Back in High School Physics class, our teacher swore that perpetual motion was impossible in the known universe. I’m here to tell you that’s not true and that my teacher obviously never met a squirrel dog on its way to the office. Ours was Molly, a real pro, and she didn’t disappoint. Apparently powered by squirrel-scent and the occasional self-imposed mud bath to cool off, she tore into the woods the same way I attack a double-cheese and pepperoni pizza. Even while checking virtually every tree for fresh squirrel activity, she still covered miles. It was all we could do to keep up. OK, to be entirely truthful, maybe we couldn’t always keep up with Molly’s pace. Rest assured that the chastised us with dirty looks when we were too slow. Fortunately, when she found us some limb chicken, she’d stop and bark at the base of the offending tree, giving us time to catch up and resolve the situation with our Gamo Swarm Maxxim .22 caliber pellet rifles.
With all that commotion and multiple hunters engaged, you might wonder how squirrels are claimed by individual team members. Our posse numbered 12 in the morning hunt and early on we established the time-tested rule of deciding who actually got the winning hit by calling it first. You know, like calling “Shotgun!” before a car ride. As you might imagine, every squirrel downing was punctuated by exactly 12 simultaneous voices shouting, “I got that one!” Being an on-the-ball student, our 4-H shooter Aliyah caught on quick. According to her, she was responsible for all the squirrels brought home by team Realtree. Clever girl.

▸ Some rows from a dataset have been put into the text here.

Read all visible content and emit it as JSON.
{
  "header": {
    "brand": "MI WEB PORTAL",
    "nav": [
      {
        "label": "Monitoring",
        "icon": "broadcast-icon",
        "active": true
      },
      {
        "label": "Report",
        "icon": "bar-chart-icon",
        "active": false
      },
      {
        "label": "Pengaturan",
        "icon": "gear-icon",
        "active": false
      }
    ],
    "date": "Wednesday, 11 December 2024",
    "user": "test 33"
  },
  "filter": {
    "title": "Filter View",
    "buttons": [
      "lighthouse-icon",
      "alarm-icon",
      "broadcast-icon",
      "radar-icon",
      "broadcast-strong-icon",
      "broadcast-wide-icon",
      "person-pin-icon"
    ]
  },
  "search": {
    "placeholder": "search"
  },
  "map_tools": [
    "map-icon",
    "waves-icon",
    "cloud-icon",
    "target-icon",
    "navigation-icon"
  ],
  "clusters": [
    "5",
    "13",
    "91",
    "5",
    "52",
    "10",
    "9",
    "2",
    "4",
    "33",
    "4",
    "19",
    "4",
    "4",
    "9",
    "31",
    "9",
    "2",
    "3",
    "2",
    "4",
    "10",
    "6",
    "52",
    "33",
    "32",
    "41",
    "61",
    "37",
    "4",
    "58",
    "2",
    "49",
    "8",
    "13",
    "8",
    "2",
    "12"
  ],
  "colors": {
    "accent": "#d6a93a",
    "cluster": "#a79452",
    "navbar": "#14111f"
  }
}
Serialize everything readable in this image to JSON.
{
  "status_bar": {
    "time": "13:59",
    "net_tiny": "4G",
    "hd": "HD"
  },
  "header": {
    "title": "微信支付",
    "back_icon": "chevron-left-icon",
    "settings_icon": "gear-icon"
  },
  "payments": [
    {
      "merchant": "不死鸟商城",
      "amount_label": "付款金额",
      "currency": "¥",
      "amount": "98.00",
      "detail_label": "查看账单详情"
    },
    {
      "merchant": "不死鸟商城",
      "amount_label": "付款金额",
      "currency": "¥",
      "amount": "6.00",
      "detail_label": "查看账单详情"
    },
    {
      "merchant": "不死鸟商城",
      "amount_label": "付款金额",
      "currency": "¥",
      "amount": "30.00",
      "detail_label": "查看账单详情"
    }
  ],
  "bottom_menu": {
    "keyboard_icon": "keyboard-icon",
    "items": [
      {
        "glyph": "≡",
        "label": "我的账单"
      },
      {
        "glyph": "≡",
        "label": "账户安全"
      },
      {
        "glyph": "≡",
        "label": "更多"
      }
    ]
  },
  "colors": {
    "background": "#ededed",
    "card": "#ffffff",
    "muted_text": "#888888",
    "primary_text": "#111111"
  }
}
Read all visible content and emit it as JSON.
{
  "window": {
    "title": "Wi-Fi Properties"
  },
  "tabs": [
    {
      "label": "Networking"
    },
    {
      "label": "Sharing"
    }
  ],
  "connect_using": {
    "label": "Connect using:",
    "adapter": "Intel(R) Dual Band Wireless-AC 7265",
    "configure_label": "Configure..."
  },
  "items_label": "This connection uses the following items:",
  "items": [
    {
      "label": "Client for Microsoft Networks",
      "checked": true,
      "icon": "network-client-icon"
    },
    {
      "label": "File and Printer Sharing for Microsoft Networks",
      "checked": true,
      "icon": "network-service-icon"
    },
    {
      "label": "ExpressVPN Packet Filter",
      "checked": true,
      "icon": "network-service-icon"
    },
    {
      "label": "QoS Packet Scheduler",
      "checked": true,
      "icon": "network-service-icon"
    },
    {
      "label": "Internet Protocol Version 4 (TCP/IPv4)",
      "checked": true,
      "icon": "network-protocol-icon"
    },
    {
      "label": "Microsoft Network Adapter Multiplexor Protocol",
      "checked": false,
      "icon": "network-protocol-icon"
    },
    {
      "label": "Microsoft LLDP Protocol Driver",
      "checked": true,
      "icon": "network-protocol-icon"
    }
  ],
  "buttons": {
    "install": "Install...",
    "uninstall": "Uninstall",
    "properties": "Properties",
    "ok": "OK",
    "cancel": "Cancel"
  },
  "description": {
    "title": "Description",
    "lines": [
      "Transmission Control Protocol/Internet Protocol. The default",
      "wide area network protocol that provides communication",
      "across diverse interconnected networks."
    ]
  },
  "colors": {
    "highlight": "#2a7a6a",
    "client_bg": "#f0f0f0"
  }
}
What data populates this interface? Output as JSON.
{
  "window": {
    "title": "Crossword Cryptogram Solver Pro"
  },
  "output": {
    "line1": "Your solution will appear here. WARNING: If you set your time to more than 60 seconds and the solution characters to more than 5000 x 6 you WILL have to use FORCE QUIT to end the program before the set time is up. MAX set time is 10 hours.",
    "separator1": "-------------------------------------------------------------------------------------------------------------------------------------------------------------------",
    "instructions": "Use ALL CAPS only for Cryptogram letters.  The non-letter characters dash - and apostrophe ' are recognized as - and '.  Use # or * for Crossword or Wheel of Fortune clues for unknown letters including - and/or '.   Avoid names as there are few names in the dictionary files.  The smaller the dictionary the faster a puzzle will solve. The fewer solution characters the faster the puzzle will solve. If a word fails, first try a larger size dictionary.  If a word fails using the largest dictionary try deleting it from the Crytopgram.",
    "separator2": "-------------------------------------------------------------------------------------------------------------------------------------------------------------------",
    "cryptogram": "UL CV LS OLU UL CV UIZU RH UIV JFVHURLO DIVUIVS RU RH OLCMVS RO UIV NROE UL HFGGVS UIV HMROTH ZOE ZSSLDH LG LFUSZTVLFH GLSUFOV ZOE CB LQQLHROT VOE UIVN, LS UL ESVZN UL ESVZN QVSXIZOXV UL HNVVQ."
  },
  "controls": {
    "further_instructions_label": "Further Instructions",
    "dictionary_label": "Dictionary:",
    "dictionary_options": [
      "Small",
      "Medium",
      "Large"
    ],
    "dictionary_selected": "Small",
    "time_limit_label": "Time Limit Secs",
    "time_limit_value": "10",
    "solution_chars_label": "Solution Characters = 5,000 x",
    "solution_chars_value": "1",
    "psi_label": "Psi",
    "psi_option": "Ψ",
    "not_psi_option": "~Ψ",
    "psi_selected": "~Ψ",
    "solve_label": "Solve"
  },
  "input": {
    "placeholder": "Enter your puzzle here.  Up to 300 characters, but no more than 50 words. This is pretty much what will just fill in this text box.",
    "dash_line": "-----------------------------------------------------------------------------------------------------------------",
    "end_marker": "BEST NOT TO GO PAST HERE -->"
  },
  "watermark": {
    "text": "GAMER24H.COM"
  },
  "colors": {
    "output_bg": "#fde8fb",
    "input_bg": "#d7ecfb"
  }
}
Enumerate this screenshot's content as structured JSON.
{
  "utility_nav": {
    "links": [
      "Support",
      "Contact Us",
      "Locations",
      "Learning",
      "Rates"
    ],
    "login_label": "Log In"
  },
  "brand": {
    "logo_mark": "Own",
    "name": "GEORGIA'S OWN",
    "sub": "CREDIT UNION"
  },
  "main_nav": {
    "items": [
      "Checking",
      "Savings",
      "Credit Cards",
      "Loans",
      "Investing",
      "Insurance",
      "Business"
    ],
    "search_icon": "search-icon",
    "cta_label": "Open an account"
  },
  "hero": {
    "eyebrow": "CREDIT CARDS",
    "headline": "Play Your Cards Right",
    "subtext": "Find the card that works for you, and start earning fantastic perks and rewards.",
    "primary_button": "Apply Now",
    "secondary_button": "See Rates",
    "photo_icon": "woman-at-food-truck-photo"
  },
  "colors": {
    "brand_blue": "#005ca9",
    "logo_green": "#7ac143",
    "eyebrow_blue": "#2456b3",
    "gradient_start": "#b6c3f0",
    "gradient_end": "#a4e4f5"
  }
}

Between hunts, we had to put some Gamo Swarm Maxxim pellet rifles and Daisy Red Ryders to good use on the competition target field. The Daisy Red Ryder Celebrity Team Challenge portion of the event had pairs of outdoor television personalities blasting away at targets with the Red Ryder BB rifle for 30 non-stop seconds to see who could hit the most targets. Chock full of tempting targets like balloons, Daisy ShatterBlast Clay Targets, and RocketShot tin can launchers, there were plenty of things to perforate.
The other half of the competition pitted our youth shooters against each other using their Gamo Swarm Maxxim air rifles. Firing ten shots from standing, kneeling, and prone positions, the student hitting the most targets scored maximum “squirrel points” for their team. To keep the team score comparison consistent, winners of the two competitions were awarded extra squirrels to their overall count.
For the hunt, the Gamo folks supplied us with the new Gamo Swarm Maxxim. The unique thing about this rifle is that it’s a break-action and a ten-shot repeater. The rotary magazine above the action lines up a new pellet with each cock of the barrel. Of course, you have to cock the rifle for each shot, but while you’re in the field, you don’t have to fumble around with finding and inserting tiny pellets into the chamber while engaged in tree rodent combat. Better yet, you can carry a pocket full of magazines for fast reloading. As you might imagine, the firing was fast and furious at times, but the magazine mechanism performed reliably. As for accuracy, just ask the squirrels.
So did your favorite outdoor TV show team take top honors? Squirrel counts were a closely guarded secret until the final weigh-in and awards ceremony. The Buckmasters team brought up the rear in the celebrity range portion of the competitions but stomped us all in the woods with a final tally of 45. Doug Koenig’s Championship Season team brought some pressure with a second-place finish of 35. As for me and the Realtree team? We tied for fourth place with a total score of 22. Stated differently, I see that as a “top five” finish in the world.
So we didn’t win, but that’s OK because we had the best 4-H member experience. Our shooter Aliyah successfully completed her first hunt. Judging by the ear to ear smile, it certainly won’t be her last.